* _Problem description_: Within the data below, determine how many lines contain "grudnia" and supply only that figure.

* _Records_:
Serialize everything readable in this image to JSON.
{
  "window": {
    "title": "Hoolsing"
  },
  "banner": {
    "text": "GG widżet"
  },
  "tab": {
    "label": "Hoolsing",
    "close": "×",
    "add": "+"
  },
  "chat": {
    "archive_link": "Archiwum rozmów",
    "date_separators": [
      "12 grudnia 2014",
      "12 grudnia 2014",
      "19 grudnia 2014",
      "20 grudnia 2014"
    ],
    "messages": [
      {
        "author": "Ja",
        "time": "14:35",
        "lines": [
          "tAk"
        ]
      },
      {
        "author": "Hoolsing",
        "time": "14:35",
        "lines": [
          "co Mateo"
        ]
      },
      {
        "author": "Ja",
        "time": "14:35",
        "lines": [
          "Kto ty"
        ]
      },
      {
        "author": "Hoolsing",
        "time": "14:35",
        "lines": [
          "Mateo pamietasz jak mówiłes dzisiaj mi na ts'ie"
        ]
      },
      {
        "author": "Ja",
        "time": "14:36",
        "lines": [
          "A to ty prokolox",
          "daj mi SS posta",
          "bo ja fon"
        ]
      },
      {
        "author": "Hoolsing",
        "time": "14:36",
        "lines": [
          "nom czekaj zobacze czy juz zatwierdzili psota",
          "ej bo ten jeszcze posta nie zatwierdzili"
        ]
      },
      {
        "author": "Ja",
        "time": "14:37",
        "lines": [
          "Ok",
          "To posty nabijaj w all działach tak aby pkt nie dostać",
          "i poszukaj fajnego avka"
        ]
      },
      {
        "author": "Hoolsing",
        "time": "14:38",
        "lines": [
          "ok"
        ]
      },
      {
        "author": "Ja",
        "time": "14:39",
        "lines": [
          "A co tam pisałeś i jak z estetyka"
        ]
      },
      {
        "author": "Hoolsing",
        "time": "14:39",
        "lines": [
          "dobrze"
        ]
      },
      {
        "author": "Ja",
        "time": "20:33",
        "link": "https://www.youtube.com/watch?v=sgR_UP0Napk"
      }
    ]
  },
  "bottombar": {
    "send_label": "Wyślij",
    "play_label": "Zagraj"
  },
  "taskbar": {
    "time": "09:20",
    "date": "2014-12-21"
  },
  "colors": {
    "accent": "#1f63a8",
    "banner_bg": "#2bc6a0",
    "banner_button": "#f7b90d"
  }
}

* _Completed task_: 4